“We face increasing restrictions due to the dozens of morality police on the streets, and we face harassment or arrests if we even share the news of executions or killings on social media. They are using the silence of the international community to avenge our calls for freedom,” said one political activist inside Iran, who said they have already been detained multiple times.
The regime has faced allegations that it is carrying out death sentences in secret, without informing family members and without giving those facing execution access to legal representation.
The family of 27-year-old Hossein Ali Dil Baluch, who was handed the death penalty for drug offences, say he had reportedly had his sentence reduced due to lack of evidence before he was suddenly executed in secret at Birjand central prison on 19 October. His family say they were not told in advance and did not have the chance to see him before he died.
“In the majority of these cases, at least 95%, the defendants lacked legal representation and didn’t have a lawyer to support them,” said Moein Khazaeli, a human rights lawyer at Dadban, a centre for counselling and legal education of activists.
“In most of the cases in the hands of the revolutionary court, the defendants didn’t even have access to the case files and didn’t even know what the accusations were.”
Activists and protesters who spoke to the Observer said the repression of those critical of the regime and those belonging to minority groups also continues to rise in Sistan-Baluchistan, Kurdish regions and among the Baha’i community.
Since the beginning of October, 38 Baha’i citizens have been collectively sentenced to more than 133 years of imprisonment by judicial authorities, according to human rights groups. The Baha’i community constitutes Iran’s largest non-Muslim minority and has been subjected to mass arrests, abductions and long-term imprisonment.
Human rights activists also say that in recent weeks the regime has been carrying out executions of prisoners who have been detained for years, sometimes decades, as their cases move through the judicial system.
Meysam Chandani was 22 when he was arrested in Sistan-Baluchistan province by the Islamic Republic’s intelligence forces in Saravan in 2011 and charged with “waging war against god”. Activists claim that for years Chandani faced torture and was refused medical help before his death on 11 November.
Many of those put to death in recent weeks had been charged with drug-related offences.
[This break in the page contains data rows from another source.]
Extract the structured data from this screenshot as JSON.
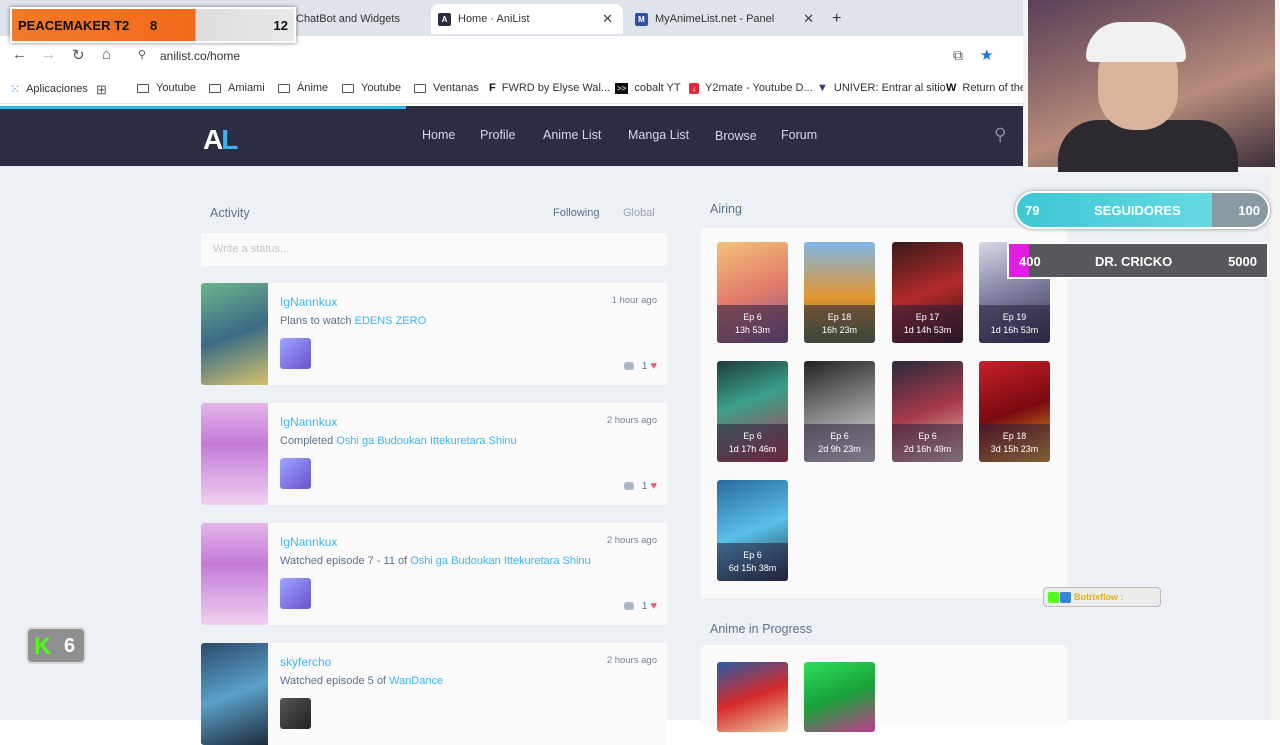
{
  "browser": {
    "tabs": [
      {
        "label": "ChatBot and Widgets",
        "active": false
      },
      {
        "label": "Home · AniList",
        "active": true
      },
      {
        "label": "MyAnimeList.net - Panel",
        "active": false
      }
    ],
    "url": "anilist.co/home",
    "bookmarks": [
      {
        "label": "Aplicaciones",
        "icon": "apps-icon"
      },
      {
        "label": "Youtube",
        "icon": "folder-icon"
      },
      {
        "label": "Amiami",
        "icon": "folder-icon"
      },
      {
        "label": "Ánime",
        "icon": "folder-icon"
      },
      {
        "label": "Youtube",
        "icon": "folder-icon"
      },
      {
        "label": "Ventanas",
        "icon": "folder-icon"
      },
      {
        "label": "FWRD by Elyse Wal...",
        "icon": "fwrd-icon"
      },
      {
        "label": "cobalt YT",
        "icon": "cobalt-icon"
      },
      {
        "label": "Y2mate - Youtube D...",
        "icon": "y2mate-icon"
      },
      {
        "label": "UNIVER: Entrar al sitio",
        "icon": "univer-icon"
      },
      {
        "label": "Return of the",
        "icon": "w-icon"
      }
    ]
  },
  "site": {
    "logo": "AL",
    "nav": [
      "Home",
      "Profile",
      "Anime List",
      "Manga List",
      "Browse",
      "Forum"
    ],
    "accent": "#3db4f2",
    "nav_bg": "#2b2d42"
  },
  "activity": {
    "title": "Activity",
    "filters": [
      "Following",
      "Global"
    ],
    "status_placeholder": "Write a status...",
    "items": [
      {
        "user": "IgNannkux",
        "time": "1 hour ago",
        "verb": "Plans to watch",
        "media": "EDENS ZERO",
        "likes": "1"
      },
      {
        "user": "IgNannkux",
        "time": "2 hours ago",
        "verb": "Completed",
        "media": "Oshi ga Budoukan Ittekuretara Shinu",
        "likes": "1"
      },
      {
        "user": "IgNannkux",
        "time": "2 hours ago",
        "verb": "Watched episode 7 - 11 of",
        "media": "Oshi ga Budoukan Ittekuretara Shinu",
        "likes": "1"
      },
      {
        "user": "skyfercho",
        "time": "2 hours ago",
        "verb": "Watched episode 5 of",
        "media": "WanDance",
        "likes": ""
      }
    ]
  },
  "airing": {
    "title": "Airing",
    "items": [
      {
        "ep": "Ep 6",
        "time": "13h 53m"
      },
      {
        "ep": "Ep 18",
        "time": "16h 23m"
      },
      {
        "ep": "Ep 17",
        "time": "1d 14h 53m"
      },
      {
        "ep": "Ep 19",
        "time": "1d 16h 53m"
      },
      {
        "ep": "Ep 6",
        "time": "1d 17h 46m"
      },
      {
        "ep": "Ep 6",
        "time": "2d 9h 23m"
      },
      {
        "ep": "Ep 6",
        "time": "2d 16h 49m"
      },
      {
        "ep": "Ep 18",
        "time": "3d 15h 23m"
      },
      {
        "ep": "Ep 6",
        "time": "6d 15h 38m"
      }
    ]
  },
  "in_progress": {
    "title": "Anime in Progress"
  },
  "overlays": {
    "peacemaker": {
      "title": "PEACEMAKER T2",
      "score_a": "8",
      "score_b": "12"
    },
    "followers": {
      "current": "79",
      "label": "SEGUIDORES",
      "goal": "100"
    },
    "sub_goal": {
      "current": "400",
      "label": "DR. CRICKO",
      "goal": "5000"
    },
    "kick": {
      "letter": "K",
      "count": "6"
    },
    "botrix": {
      "label": "Botrixflow :"
    }
  }
}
On 15 November, Zarkhaton Mazarzehi, 46, who was a mother and grandmother, was put to death after being charged with drug-related offences. A relative said she was a widow and supporting her whole family when she was arrested, and that after she was charged she was not given access to a lawyer and denied the charges.
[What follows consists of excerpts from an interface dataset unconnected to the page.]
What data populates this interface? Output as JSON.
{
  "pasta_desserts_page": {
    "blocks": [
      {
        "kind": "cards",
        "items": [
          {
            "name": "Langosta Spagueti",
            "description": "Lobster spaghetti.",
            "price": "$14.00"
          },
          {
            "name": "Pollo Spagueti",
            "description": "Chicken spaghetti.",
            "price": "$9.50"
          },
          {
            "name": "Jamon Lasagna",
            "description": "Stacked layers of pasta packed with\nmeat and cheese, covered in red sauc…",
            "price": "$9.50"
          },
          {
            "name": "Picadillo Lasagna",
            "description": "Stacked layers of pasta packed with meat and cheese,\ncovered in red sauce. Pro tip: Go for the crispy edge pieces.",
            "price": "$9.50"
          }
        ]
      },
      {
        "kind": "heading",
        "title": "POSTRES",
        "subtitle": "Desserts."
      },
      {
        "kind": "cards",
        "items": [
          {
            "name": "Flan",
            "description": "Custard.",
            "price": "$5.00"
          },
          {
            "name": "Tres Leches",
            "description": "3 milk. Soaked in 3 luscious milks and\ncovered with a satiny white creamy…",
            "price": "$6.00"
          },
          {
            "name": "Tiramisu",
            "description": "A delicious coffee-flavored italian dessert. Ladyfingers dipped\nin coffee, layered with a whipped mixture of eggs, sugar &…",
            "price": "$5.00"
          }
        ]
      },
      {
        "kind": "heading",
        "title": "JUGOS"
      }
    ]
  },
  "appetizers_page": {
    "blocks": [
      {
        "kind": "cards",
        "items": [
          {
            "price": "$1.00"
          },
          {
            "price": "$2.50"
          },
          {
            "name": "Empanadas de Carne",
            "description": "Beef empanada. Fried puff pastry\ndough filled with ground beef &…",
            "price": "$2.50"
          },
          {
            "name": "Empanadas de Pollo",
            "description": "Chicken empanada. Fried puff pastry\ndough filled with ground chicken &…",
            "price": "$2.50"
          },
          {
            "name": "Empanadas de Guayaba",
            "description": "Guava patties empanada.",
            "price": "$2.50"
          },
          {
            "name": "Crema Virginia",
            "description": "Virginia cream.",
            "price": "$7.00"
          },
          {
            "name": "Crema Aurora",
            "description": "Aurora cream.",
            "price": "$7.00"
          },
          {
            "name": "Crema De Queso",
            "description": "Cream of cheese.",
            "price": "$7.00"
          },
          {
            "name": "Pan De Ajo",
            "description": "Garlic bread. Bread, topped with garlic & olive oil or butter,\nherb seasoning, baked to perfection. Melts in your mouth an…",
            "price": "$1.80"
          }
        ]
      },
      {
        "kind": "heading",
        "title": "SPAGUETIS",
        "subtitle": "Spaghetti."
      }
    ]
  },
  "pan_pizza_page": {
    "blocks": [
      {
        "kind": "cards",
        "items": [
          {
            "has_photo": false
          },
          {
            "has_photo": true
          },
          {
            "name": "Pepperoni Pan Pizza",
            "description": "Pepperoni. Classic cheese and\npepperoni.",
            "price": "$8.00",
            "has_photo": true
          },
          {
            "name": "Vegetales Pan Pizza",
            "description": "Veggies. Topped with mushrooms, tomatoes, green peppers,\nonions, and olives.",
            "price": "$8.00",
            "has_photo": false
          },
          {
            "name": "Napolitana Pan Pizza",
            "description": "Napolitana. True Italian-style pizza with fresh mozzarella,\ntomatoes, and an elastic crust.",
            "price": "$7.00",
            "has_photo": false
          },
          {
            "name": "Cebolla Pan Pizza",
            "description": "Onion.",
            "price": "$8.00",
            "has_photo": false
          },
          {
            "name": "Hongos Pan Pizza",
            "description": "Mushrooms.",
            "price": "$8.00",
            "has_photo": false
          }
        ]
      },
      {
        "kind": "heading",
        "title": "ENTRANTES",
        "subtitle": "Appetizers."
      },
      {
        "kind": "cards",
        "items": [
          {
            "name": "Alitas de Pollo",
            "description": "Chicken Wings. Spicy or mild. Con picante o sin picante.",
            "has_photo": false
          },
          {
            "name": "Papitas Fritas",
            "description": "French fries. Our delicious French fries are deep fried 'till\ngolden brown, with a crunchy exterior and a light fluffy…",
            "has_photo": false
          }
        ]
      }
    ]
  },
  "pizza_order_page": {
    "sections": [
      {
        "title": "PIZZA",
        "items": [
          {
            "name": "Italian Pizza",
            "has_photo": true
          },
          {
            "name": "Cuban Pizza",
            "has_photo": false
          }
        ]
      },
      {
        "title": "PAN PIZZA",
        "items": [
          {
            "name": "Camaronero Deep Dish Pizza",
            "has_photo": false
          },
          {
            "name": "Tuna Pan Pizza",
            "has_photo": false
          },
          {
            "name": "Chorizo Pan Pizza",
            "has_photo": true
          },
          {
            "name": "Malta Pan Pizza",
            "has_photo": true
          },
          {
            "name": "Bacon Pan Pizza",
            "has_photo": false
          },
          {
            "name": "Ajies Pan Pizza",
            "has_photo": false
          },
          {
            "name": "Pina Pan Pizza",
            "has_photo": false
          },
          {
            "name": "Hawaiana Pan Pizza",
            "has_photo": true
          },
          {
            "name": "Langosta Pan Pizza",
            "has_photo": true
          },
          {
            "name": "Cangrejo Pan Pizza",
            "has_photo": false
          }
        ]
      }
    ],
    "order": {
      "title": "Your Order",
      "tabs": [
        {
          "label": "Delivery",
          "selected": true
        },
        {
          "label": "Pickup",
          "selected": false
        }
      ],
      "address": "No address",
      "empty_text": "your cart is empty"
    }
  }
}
“Zarkhaton did not surrender to the pressure [to confess],” they said. “The world shouldn’t doubt that the executions in Baluchistan have increased and will continue to increase in order to create terror among the people.”
The Baluch minority, most of whom are Sunni Muslims, have been disproportionately targeted, accounting for nearly one-third of all executions. The vast majority of Iran’s Muslims are Shia.
In the past few months, there has also been a wave of arrests of dissidents and lengthy sentences handed down to anti-regime protesters.
In November, Mahsa Yazdani, whose son was reportedly killed after being shot by security forces during an anti-regime protest in 2022, was sentenced to 13 years in prison after she demanded justice for her child on social media.
At the end of October, Iranian authorities also arrested Nasrin Sotoudeh, a prominent lawyer and human rights defender, as she attended the funeral of a teenage girl who died after a disputed metro incident with a member of Iran’s morality police.